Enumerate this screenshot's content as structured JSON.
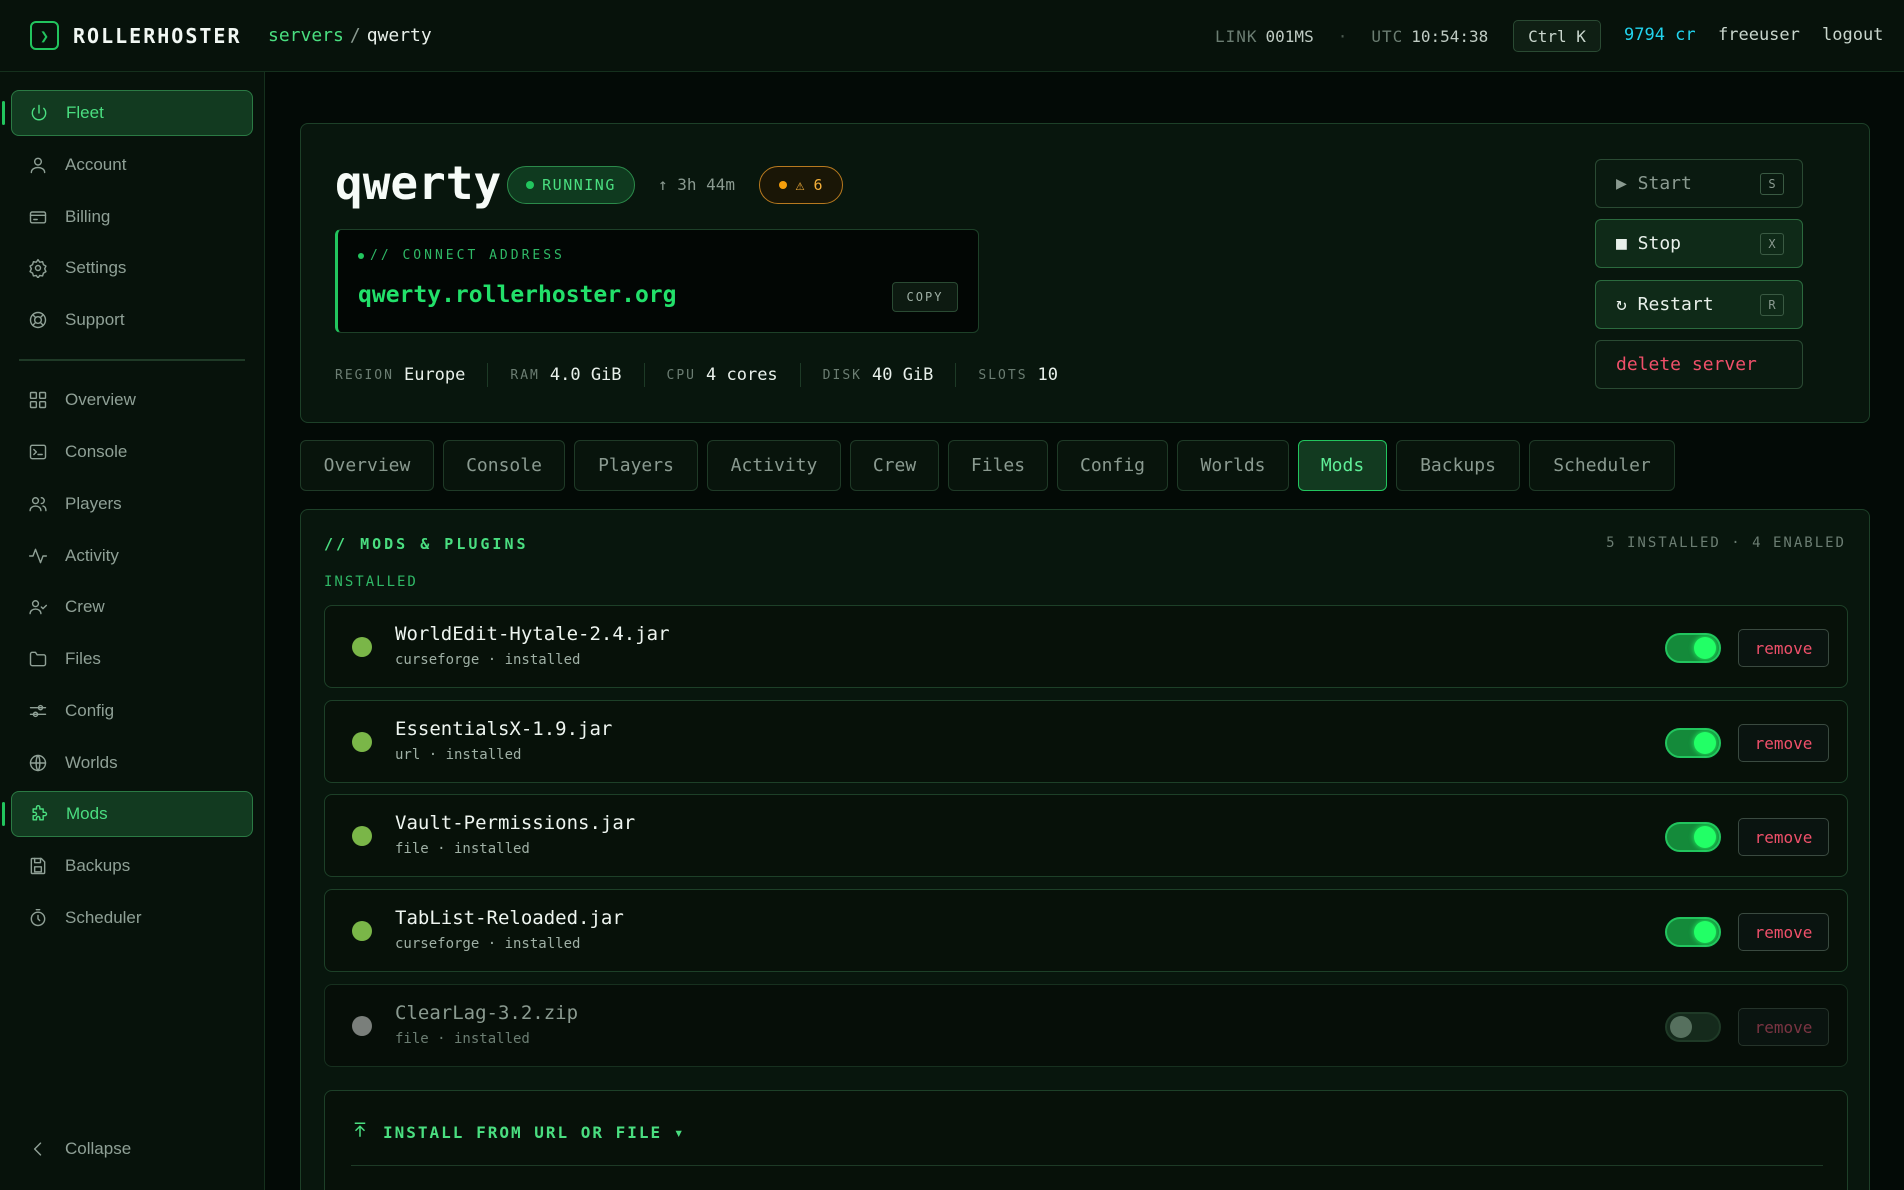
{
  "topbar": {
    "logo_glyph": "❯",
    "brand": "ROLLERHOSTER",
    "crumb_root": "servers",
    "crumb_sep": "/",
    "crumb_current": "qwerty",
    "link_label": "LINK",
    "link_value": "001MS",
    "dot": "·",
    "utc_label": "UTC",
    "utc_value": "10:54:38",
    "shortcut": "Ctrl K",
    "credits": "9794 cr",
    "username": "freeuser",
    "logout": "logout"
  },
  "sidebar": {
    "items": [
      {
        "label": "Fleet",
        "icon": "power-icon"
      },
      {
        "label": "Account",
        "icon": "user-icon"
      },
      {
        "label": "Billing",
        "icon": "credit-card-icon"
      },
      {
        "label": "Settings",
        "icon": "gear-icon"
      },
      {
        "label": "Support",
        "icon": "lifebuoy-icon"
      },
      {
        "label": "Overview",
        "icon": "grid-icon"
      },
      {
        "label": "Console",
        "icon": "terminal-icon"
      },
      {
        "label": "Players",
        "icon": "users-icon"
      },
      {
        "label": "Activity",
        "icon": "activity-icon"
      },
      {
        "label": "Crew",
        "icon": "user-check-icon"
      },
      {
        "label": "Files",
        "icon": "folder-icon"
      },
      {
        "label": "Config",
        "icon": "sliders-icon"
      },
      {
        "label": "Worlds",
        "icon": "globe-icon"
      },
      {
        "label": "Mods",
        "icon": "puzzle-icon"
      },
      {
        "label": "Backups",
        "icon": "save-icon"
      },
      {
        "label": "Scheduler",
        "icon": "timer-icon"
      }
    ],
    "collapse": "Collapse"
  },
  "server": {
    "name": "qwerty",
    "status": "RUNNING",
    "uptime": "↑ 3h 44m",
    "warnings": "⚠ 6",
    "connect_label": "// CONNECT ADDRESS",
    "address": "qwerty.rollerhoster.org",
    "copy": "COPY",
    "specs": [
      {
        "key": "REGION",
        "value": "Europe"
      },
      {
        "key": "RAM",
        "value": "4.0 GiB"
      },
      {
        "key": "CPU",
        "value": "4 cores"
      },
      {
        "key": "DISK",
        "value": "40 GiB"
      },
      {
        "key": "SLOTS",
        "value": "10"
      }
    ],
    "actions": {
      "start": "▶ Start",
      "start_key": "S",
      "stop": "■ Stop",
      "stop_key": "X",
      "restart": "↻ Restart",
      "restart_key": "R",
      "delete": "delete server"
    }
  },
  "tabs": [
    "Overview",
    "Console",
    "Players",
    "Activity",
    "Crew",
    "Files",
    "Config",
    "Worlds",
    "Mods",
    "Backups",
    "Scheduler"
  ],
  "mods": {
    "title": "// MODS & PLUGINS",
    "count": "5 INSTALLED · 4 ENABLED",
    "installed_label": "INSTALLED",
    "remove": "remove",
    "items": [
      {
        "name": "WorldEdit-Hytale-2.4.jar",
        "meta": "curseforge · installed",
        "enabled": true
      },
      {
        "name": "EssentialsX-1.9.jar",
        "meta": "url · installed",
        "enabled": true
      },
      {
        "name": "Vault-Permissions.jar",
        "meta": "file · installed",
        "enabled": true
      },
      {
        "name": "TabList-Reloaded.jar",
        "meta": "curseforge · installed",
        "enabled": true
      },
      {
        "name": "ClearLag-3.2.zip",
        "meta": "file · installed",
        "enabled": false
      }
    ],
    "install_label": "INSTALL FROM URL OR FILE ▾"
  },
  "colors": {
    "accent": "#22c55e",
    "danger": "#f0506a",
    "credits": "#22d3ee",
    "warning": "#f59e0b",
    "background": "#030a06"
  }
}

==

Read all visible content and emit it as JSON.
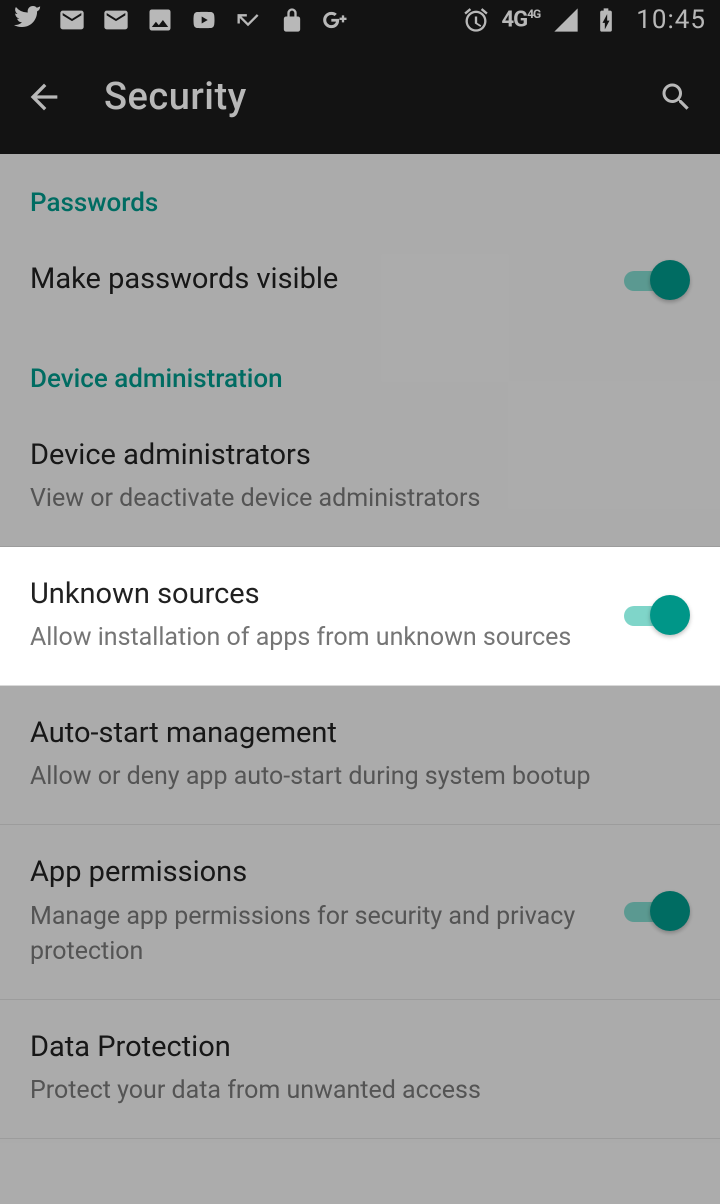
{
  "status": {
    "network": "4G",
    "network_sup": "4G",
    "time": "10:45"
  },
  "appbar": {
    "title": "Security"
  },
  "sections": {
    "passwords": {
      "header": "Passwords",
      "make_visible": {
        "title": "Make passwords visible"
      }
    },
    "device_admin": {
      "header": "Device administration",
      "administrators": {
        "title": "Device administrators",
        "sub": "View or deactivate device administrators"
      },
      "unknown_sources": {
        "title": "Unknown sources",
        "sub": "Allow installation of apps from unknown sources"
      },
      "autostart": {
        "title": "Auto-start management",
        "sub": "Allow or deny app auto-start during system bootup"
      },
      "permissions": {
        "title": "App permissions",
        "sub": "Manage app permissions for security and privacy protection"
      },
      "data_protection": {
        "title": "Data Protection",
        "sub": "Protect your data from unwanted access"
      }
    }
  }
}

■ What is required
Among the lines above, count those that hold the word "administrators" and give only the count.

■ Solution to the problem
3